With Google’s Panda and Penguin updates fresh in mind a lot of people are focussed at knowing how Google thinks about links, so if Matt Cutts starts talking about site-wide backlinks, we will listen. In this webmaster video Cutts answers the question “How does Google consider site-wide backlinks? Are sitewide backlinks considered good or bad by Google? Or do they just count as 1 link from the whole domain?”
An oldie this week in pur Friday Talk. A presentation from 2007. But not just any talk, it’s a talk from Google’s Matt Cutts who talked to bloggers about Whitehat SEO.
He talks about WordPress plugins recommendations, SEO keyword tips, migrating to new webhost, Google Analytics, Google Webmasters and some security tips. Yes, it’s old and not all advice still is valid, but it is fun to listen to!
“Finally” and “About time” were amongst the remarks of many reactions yesterday when Google officially announced their “disavow links” tool at Pubcon. The tool is a way to let as a site owner Google know which links pointing at your site you think should be ignored by Google.
The tool was already expected by many SEOs because Google had been testing it out amongst several SEOs in the past few weeks and Bing already launched its own tool back in June. The tool can be seen as a direct response to Penguin updates: sites with a lot of bad links need to clean up their act. With this tool Google makes that a bit easier. But not just for the site owners, for themselves as well. (more…)
This Friday Talk is not a ‘regular’ presentation which you are used to see here every week. This one is a Google Hangout, one which is part of the ‘Power Searching‘ series which Google offers. In this hangout Matt Cutts shows up. And he adresses for example the +1-s and how they are related to search results.
Once every now and then Matt Cutts answers questions from ‘the field’. This time the question came from AJ Kohn who asked about guest blogging.

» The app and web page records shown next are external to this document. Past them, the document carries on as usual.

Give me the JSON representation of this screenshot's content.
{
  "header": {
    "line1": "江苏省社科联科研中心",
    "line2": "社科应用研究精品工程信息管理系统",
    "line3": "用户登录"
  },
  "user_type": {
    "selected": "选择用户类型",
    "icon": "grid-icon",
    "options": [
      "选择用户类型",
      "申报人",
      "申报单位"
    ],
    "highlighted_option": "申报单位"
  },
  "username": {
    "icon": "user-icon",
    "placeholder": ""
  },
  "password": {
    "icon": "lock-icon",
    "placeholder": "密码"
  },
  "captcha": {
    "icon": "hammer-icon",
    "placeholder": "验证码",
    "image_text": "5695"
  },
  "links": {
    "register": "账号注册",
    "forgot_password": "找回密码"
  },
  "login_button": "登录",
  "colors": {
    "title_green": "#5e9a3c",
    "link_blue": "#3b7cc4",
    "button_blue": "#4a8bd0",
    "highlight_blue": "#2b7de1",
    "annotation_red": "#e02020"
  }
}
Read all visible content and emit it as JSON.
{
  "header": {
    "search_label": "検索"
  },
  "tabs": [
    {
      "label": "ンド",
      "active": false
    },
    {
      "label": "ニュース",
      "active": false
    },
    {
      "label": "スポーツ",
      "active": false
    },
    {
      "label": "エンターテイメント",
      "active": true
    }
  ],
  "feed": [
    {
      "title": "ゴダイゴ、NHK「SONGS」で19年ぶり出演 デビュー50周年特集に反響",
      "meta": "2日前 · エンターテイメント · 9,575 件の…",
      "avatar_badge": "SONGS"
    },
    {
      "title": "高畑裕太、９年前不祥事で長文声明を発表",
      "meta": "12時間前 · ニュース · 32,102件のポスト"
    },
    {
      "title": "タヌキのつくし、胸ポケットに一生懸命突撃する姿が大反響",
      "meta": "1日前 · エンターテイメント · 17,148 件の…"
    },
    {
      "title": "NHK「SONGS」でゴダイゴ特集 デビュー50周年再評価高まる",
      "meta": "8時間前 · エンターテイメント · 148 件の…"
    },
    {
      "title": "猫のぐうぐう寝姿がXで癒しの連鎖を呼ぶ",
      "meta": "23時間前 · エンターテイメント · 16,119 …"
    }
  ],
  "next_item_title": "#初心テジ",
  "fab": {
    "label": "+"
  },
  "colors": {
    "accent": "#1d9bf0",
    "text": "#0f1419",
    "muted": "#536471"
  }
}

Now we get a lot of guest post requests, we understand why, it gets links and attention. But is it really good for SEO? Matt tries to answer that question and kind of says “Yes, maybe, but it depends on who you are”. He talks about influential bloggers and about how guest blogging can be good to get attention, but he also seems to hint at that not all guest blogging is appreciated by Google. Which makes sense, he just says it a bit vague.
SES San Francisco is on its way for day 2 already and the organizers had a big surprise for the attendees yesterday: Matt Cutts would make a surprise visit to SES San Francisco to talk on stage and answer questions. Something Cutts doesn’t do that often outside of some SMX appearances in the past few years. On top of that Danny Sullivan and Brett Tabke were pulled on stage to participate in the talk. It also had been a while since Sullivan had been on a SES stage as well.
I live blogged the session and ‘cleaned up’ the notes below so it’s a bit more readable. The biggest things that came out of the conversation
Bad links, there is a lot of discussion going around them at the moment with Panda and Penguin fresh in our memories. And with all the ‘outing’ going on, you better watch your steps right?
The question asked to Matt Cutts in his latest Webmasterhelp videos “What happens if I link to a good page that later becomes spammy?” therefore is one where the answer is listened to carefully by many SEOs.
The question is whether or not a site you link to, which used to have good content before, now turns ‘spumy’, will have a bad influence on your rankings. The answer? Cutts says ‘not to worry’, at least as long its not too many of these kind of links.